TRY IT:
Copy out the records that appear below, exactly as each one reads.
+ + + + + + +
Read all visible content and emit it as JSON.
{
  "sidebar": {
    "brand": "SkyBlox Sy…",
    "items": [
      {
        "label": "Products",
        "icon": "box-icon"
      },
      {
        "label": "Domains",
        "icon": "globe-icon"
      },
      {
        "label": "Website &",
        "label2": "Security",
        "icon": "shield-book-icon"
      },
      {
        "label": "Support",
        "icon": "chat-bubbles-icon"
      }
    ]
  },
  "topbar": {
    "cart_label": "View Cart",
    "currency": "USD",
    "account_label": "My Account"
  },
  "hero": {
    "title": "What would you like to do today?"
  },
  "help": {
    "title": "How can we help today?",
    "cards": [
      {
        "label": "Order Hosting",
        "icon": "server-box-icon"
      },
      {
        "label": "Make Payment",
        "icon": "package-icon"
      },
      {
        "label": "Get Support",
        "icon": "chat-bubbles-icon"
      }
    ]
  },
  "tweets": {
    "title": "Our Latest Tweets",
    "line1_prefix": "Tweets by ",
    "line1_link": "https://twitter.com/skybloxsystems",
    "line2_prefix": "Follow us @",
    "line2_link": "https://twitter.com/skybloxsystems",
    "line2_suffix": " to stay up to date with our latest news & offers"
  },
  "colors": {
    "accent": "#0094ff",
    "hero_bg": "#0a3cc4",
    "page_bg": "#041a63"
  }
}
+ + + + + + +
FINISHED TASK:
Read all visible content and emit it as JSON.
{
  "sidebar": {
    "brand": "SkyBlox Sy…",
    "items": [
      {
        "label": "Products",
        "icon": "box-icon"
      },
      {
        "label": "Domains",
        "icon": "globe-icon"
      },
      {
        "label": "Website &",
        "label2": "Security",
        "icon": "shield-book-icon"
      },
      {
        "label": "Support",
        "icon": "chat-bubbles-icon"
      }
    ]
  },
  "topbar": {
    "cart_label": "View Cart",
    "currency": "USD",
    "account_label": "My Account"
  },
  "hero": {
    "title": "What would you like to do today?"
  },
  "help": {
    "title": "How can we help today?",
    "cards": [
      {
        "label": "Order Hosting",
        "icon": "server-box-icon"
      },
      {
        "label": "Make Payment",
        "icon": "package-icon"
      },
      {
        "label": "Get Support",
        "icon": "chat-bubbles-icon"
      }
    ]
  },
  "tweets": {
    "title": "Our Latest Tweets",
    "line1_prefix": "Tweets by ",
    "line1_link": "https://twitter.com/skybloxsystems",
    "line2_prefix": "Follow us @",
    "line2_link": "https://twitter.com/skybloxsystems",
    "line2_suffix": " to stay up to date with our latest news & offers"
  },
  "colors": {
    "accent": "#0094ff",
    "hero_bg": "#0a3cc4",
    "page_bg": "#041a63"
  }
}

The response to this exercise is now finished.